■ Extracted records ■
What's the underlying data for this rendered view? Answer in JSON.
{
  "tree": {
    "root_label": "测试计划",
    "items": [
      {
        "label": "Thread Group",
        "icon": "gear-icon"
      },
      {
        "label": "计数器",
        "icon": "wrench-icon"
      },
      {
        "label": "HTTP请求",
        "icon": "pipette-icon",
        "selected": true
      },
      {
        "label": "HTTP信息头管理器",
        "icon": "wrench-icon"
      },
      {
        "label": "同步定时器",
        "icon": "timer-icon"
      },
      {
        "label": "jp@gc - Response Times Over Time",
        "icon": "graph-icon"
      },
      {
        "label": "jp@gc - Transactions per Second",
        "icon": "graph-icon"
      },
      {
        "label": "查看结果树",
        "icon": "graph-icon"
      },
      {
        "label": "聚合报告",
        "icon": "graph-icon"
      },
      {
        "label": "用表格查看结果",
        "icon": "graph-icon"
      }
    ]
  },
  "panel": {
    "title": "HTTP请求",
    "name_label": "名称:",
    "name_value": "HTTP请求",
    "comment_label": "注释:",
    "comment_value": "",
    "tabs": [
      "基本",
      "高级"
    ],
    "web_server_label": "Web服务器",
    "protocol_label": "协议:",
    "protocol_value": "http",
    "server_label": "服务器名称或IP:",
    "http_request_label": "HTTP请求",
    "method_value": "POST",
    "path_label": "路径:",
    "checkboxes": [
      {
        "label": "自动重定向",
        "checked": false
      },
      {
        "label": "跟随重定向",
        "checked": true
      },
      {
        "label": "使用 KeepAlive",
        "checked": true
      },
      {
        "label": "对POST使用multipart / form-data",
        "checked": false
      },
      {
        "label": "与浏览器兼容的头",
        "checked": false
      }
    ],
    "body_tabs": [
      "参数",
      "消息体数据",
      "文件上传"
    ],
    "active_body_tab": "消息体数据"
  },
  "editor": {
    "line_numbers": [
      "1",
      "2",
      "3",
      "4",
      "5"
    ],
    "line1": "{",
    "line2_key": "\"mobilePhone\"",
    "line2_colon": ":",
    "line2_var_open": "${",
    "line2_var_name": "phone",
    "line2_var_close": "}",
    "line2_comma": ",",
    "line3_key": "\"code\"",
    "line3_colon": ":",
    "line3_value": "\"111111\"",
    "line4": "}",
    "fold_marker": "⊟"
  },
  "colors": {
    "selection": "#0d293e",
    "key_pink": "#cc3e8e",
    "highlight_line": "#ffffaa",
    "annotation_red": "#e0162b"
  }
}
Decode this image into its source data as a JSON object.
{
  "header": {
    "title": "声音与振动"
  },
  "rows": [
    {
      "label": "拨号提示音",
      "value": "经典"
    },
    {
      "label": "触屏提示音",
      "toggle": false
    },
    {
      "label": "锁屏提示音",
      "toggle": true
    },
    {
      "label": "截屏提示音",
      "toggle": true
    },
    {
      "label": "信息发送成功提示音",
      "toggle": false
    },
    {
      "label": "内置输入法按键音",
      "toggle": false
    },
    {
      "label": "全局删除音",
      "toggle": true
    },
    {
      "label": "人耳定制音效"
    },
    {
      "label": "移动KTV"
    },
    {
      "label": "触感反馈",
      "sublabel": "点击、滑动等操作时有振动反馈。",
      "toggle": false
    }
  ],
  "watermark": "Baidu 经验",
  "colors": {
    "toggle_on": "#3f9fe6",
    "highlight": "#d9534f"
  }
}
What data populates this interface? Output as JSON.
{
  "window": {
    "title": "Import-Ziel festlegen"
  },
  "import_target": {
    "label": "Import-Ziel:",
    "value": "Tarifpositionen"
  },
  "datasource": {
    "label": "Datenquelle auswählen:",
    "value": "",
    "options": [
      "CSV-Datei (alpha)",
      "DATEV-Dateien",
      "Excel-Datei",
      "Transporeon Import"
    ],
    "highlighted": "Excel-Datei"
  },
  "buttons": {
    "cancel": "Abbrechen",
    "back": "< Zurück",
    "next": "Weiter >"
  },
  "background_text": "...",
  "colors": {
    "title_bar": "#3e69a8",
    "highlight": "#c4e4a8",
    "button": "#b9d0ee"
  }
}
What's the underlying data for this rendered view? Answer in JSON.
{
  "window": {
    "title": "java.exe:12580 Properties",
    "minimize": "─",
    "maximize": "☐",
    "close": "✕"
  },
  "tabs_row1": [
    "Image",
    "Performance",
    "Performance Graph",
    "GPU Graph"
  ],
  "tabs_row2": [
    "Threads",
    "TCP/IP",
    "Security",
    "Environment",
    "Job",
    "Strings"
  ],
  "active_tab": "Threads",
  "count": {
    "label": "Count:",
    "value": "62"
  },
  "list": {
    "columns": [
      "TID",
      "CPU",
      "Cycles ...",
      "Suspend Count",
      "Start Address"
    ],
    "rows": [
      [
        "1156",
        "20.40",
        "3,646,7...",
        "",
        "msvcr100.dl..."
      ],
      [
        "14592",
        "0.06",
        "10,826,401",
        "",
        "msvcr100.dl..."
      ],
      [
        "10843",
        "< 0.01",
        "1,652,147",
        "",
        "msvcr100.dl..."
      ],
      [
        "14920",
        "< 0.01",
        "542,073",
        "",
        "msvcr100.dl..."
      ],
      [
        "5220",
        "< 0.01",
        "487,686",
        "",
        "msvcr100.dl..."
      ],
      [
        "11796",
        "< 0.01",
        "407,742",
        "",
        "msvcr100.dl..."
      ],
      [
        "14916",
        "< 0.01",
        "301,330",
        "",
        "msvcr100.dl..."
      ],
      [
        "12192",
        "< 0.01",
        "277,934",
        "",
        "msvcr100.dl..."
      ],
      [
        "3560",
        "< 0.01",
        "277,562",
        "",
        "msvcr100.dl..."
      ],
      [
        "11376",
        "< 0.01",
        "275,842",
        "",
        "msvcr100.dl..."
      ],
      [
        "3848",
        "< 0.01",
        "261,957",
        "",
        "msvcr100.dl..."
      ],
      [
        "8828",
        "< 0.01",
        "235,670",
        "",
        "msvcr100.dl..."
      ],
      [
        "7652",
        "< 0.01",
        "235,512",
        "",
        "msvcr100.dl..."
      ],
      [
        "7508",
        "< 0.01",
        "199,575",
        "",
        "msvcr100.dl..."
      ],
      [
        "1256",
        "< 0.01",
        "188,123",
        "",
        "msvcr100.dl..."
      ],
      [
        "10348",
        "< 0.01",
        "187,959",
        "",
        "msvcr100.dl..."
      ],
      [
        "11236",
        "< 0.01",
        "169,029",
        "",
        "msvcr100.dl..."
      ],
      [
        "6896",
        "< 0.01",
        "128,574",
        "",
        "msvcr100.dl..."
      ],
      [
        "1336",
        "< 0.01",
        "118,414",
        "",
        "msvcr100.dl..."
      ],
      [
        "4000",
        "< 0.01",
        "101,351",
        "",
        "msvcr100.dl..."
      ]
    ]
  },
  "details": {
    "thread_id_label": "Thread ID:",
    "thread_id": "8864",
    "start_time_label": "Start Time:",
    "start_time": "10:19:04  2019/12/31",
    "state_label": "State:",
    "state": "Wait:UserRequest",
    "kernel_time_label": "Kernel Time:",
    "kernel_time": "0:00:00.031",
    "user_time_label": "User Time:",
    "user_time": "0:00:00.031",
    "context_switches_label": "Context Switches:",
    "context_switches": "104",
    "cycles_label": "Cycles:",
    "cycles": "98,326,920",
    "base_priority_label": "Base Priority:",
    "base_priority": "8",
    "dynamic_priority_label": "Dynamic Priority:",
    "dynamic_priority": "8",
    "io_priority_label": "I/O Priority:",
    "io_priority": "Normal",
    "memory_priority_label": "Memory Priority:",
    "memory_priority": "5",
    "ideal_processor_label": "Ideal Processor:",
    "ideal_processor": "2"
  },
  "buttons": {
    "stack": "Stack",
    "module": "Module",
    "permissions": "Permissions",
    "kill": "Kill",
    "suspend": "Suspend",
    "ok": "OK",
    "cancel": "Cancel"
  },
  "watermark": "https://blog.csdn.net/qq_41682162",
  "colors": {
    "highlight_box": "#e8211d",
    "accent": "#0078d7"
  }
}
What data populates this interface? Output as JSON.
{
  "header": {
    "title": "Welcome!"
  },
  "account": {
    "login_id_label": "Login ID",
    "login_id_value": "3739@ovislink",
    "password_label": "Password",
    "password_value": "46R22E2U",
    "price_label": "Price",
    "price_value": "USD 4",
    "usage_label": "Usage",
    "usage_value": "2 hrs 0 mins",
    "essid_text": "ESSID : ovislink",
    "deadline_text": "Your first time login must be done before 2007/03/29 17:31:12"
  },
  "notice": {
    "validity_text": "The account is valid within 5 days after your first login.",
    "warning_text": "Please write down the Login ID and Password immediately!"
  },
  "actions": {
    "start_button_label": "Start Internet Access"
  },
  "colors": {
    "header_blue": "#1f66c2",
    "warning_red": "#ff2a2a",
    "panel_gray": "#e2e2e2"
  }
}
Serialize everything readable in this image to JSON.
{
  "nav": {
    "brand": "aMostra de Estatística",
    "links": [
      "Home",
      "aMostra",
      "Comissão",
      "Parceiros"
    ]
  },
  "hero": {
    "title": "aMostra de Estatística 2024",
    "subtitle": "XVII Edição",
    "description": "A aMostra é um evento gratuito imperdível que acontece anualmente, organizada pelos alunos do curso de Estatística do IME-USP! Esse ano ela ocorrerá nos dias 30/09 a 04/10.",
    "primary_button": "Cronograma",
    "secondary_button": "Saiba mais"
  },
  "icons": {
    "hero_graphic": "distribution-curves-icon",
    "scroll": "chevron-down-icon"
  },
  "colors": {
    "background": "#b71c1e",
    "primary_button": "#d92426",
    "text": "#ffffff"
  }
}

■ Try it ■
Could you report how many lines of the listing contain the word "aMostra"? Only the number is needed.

■ Answer space ■
4